Colonoscopy is performed to examine the entire colon (bowel). The flexible endoscope is passed through the anus around the colon as far as the junction with the small bowel. Sometimes the endoscope is passed into the end part of the small intestine. It takes approximately 20-30 minutes to do the procedure.
Colonoscopy is commonly performed to examine symptoms including change of bowel habit, bleeding or monitoring of pre-existing conditions such as polyps. You may be referred by your hospital consultant or directly by your GP but it is an extremely common procedure to be performed.
You may also be referred following a positive stool blood test (FOB) as part of the national bowel cancer screening programme.
Preparing for the procedure
Prior to the procedure you will have been asked to take some bowel preparation, or strong laxatives, to clean the bowel. You must take the bowel preparation that has been sent to you as instructed to ensure that your bowel is clean so that the endoscopist can see the bowel lining clearly. Failure to take the bowel prep correctly may mean that you have to have the procedure again at a later date.
During the procedure
The main discomfort during the procedure occurs from the stretching of the bowel from the gas used to inflate it, or stretching of the wall from the passage of the colonoscope.
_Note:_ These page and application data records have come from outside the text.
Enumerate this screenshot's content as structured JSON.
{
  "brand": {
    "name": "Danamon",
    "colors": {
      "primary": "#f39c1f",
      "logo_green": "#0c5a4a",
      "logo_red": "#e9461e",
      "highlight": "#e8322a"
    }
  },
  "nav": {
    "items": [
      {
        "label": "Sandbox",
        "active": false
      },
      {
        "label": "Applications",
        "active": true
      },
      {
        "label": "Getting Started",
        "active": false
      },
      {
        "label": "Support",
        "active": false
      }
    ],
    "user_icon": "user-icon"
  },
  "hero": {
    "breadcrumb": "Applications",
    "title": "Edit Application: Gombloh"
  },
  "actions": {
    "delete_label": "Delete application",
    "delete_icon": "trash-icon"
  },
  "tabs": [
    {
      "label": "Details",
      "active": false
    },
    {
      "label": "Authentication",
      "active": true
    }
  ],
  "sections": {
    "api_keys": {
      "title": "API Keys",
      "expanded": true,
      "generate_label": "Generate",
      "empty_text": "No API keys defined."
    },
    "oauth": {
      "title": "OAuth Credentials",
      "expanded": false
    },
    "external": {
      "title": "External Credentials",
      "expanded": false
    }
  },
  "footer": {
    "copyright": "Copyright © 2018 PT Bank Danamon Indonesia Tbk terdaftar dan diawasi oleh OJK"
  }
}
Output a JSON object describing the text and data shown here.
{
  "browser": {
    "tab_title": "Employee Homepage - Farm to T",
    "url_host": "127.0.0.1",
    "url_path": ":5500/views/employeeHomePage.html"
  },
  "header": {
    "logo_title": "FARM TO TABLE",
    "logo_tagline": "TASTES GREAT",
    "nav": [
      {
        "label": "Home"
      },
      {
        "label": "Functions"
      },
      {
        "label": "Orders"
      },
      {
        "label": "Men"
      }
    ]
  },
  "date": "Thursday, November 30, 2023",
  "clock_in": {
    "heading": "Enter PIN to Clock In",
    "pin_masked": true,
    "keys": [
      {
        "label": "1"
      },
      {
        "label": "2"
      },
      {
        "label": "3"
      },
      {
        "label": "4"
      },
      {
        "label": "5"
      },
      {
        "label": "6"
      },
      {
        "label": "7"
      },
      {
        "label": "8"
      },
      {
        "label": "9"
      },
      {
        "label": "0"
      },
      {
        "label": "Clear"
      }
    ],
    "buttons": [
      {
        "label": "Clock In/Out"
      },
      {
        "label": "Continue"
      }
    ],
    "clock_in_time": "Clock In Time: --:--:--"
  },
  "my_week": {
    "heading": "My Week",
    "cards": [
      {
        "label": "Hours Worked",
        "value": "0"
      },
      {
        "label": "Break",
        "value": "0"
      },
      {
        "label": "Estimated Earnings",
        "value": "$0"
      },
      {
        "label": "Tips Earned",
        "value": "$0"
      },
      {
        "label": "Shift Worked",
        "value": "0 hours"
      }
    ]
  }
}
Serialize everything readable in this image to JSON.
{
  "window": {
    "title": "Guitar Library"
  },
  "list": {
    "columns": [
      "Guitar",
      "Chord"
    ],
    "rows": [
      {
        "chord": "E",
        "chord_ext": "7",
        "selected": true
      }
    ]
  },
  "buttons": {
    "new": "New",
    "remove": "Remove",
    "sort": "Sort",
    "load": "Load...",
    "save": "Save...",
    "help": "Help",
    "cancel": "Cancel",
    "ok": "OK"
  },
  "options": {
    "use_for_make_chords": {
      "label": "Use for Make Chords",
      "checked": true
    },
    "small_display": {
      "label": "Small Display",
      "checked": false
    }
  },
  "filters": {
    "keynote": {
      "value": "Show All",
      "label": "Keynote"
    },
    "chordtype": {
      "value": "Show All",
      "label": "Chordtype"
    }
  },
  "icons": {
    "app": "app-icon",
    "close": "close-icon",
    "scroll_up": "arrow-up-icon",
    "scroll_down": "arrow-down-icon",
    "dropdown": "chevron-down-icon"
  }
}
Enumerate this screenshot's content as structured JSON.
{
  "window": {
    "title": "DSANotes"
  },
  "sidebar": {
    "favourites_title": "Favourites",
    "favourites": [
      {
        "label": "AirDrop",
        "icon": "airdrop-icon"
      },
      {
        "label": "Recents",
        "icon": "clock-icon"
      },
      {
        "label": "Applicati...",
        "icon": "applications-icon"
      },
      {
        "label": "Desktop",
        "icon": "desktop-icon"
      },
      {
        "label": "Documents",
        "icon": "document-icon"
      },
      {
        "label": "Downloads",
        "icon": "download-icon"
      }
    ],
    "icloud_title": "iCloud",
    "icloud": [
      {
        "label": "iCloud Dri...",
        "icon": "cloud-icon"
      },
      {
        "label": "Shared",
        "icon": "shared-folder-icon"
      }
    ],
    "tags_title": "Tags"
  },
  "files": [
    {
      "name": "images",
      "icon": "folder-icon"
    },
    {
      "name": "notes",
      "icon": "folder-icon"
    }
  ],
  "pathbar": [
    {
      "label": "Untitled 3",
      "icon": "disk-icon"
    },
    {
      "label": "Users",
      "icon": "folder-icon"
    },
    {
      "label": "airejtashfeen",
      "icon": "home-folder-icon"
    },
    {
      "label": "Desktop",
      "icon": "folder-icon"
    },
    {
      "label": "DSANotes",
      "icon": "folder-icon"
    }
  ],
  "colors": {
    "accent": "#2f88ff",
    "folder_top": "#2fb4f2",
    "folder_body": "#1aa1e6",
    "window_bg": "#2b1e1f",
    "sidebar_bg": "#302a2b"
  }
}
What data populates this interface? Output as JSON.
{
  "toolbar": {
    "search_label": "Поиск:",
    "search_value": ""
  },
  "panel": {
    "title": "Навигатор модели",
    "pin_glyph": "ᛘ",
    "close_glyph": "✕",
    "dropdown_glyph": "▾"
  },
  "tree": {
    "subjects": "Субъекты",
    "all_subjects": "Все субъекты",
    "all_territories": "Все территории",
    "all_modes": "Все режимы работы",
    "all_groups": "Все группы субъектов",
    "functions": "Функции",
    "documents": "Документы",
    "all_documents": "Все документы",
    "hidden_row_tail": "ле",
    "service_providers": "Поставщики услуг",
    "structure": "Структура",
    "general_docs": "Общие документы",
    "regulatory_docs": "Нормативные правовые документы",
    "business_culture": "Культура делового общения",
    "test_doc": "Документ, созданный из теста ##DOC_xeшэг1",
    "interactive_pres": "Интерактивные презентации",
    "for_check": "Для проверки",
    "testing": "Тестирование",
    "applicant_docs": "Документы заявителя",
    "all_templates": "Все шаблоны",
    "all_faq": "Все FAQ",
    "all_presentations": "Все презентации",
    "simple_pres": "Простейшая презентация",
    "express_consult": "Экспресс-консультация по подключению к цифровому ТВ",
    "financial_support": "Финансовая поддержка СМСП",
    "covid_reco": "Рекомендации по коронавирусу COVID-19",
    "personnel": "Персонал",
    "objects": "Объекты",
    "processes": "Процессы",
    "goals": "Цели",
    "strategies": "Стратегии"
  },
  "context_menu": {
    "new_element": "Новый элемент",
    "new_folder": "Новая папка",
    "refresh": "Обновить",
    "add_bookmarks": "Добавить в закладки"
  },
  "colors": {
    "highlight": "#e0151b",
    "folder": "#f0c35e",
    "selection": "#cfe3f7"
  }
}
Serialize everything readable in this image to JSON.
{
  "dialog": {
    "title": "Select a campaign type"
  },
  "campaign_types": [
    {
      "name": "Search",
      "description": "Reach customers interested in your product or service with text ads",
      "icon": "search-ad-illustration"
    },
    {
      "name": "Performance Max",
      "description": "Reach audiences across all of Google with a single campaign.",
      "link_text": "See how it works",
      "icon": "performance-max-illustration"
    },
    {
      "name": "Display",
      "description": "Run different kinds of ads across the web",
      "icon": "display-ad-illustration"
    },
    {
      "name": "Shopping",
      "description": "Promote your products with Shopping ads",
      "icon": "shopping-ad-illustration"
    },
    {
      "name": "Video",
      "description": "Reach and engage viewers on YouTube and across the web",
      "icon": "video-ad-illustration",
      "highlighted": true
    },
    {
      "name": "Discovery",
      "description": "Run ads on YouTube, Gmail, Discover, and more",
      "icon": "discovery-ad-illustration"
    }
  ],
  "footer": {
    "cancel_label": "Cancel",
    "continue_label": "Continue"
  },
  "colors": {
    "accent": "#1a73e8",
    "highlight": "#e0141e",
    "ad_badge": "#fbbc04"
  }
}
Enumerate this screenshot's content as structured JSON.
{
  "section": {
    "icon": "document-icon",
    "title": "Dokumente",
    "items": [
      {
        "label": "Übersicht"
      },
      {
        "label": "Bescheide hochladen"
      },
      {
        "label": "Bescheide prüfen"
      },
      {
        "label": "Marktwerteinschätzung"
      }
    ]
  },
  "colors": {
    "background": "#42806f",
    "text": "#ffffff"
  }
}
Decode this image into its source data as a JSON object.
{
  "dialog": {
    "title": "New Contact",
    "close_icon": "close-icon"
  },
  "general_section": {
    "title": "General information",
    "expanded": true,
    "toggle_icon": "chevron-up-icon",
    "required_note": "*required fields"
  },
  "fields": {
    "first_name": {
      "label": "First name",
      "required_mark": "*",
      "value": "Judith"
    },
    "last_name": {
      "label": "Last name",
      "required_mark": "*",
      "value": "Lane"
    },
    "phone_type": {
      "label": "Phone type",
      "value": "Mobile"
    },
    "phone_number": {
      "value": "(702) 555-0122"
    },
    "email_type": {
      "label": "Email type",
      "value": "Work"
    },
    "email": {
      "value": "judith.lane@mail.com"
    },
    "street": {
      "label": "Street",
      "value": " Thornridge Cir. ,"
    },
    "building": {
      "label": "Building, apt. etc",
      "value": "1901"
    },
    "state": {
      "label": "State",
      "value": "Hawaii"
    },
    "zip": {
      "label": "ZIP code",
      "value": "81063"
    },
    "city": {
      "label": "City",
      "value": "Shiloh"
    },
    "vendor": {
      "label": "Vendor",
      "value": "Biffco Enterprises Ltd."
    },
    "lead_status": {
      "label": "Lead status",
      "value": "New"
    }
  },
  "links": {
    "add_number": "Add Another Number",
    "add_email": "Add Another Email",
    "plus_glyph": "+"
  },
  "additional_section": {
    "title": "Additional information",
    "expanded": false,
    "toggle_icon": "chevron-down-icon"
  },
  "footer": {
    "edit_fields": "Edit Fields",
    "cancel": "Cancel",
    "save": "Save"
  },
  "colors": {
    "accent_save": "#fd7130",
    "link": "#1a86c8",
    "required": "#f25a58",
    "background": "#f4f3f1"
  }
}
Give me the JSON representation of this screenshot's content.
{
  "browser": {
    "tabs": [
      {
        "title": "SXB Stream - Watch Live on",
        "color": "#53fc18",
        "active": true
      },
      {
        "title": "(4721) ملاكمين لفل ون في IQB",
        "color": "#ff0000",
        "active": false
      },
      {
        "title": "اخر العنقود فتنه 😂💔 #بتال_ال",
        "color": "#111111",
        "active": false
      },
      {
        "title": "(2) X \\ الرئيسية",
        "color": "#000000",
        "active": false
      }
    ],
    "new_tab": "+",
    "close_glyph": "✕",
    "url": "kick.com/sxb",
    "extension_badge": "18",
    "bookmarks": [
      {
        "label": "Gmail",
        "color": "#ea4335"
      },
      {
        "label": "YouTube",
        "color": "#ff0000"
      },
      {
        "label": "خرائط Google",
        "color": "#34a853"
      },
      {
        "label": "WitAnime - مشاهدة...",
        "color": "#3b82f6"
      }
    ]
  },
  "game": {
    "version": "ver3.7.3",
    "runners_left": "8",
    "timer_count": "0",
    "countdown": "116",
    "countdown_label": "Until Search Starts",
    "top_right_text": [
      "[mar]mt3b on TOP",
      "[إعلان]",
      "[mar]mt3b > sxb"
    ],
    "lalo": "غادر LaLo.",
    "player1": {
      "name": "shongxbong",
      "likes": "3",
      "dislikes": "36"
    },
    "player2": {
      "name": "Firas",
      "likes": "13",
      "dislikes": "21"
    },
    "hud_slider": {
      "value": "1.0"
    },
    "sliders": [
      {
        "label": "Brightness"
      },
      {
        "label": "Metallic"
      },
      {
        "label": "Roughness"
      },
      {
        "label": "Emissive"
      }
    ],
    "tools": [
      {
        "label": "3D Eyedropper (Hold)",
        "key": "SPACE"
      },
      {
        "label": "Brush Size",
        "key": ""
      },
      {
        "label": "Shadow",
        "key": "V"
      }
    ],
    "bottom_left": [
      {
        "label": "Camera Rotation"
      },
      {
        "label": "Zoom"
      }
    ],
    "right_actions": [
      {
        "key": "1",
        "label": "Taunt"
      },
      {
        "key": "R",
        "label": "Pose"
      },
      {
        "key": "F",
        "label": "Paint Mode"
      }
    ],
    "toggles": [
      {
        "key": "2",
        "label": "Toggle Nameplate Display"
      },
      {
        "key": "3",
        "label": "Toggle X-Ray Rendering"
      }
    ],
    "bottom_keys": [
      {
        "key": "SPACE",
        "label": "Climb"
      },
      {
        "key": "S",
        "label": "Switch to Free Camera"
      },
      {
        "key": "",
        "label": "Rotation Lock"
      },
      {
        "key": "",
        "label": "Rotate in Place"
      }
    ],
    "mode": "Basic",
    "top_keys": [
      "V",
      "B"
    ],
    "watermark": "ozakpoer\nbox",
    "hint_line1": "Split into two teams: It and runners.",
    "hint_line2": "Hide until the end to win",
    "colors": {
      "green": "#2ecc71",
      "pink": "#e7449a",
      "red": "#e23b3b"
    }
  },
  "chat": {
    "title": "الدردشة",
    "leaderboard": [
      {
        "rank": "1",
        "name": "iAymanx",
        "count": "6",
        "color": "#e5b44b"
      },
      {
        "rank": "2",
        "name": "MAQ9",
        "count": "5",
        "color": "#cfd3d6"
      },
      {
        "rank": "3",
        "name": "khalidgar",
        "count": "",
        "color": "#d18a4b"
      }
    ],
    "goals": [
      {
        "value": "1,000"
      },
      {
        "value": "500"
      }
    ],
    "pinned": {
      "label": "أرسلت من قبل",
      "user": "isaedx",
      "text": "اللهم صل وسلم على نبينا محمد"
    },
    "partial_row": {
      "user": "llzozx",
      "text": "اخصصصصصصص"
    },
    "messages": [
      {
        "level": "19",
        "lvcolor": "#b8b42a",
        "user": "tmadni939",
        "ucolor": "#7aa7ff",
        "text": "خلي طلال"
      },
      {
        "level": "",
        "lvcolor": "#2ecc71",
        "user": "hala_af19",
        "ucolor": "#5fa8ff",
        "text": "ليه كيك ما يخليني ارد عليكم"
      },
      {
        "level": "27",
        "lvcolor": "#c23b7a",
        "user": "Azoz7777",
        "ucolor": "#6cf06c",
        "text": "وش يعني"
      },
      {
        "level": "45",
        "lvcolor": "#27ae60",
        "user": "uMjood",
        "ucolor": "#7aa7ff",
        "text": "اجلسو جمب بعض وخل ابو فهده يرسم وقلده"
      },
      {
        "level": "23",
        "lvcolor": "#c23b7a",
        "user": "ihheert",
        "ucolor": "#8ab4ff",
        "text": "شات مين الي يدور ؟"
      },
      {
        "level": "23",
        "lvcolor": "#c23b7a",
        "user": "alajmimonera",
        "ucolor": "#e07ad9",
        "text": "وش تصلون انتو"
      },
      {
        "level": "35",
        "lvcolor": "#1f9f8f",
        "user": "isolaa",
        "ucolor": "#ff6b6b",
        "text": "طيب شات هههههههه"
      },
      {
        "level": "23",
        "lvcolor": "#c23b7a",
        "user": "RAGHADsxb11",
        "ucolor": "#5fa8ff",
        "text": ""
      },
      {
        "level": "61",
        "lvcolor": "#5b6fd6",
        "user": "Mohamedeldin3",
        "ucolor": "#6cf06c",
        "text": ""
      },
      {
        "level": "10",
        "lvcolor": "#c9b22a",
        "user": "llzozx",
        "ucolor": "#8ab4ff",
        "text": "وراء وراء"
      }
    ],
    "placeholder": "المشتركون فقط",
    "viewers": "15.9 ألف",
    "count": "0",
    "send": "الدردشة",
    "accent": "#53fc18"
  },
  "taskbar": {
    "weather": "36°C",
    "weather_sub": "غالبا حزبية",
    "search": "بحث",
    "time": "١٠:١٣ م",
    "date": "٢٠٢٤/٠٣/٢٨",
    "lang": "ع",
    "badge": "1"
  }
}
We try to keep the amount of gas that we put into the bowel to a minimum to avoid causing you discomfort but we have to put some air in so we can see where to pass the colonoscope.
You may notice a piece of equipment that stands in front of your bed, this is a called scope guide. It helps the endoscopist to see if there is looping or twisting of the colonoscope in your bowel. This can help the endoscopist to keep discomfort to a minimum for you as the bowel is stretched less.
During a colonoscopy, if the endoscopist finds a polyp they may remove it unless it is too large. Whilst all procedures carry risks, the chance of a major complication occurring in a colonoscopy is small.
To further reduce the discomfort during their colonoscopy, some patients choose to have Entonox (gas and air) whereas others prefer to have an injection with a painkiller and sedation. Some patients are happy to have the procedure without any pain relief. The patient information leaflet below has details about the options available to you for pain relief during your colonoscopy.
After the procedure
Following your colonoscopy, you will be discharged from the department the same day. If you have sedation you will need to recover in the unit for a few hours after. You will also need someone to collect you from the endoscopy unit and take you home (not on public transport) and someone to stay with you for 24 hours. You will also not be able to work, drive a car or operate machinery for 24 hours.
Before you leave the endoscopy unit the nurses will give you advice about what to expect after your test and a contact number in case you experience any problems.
Download more information
For further information please read our patient information leaflets: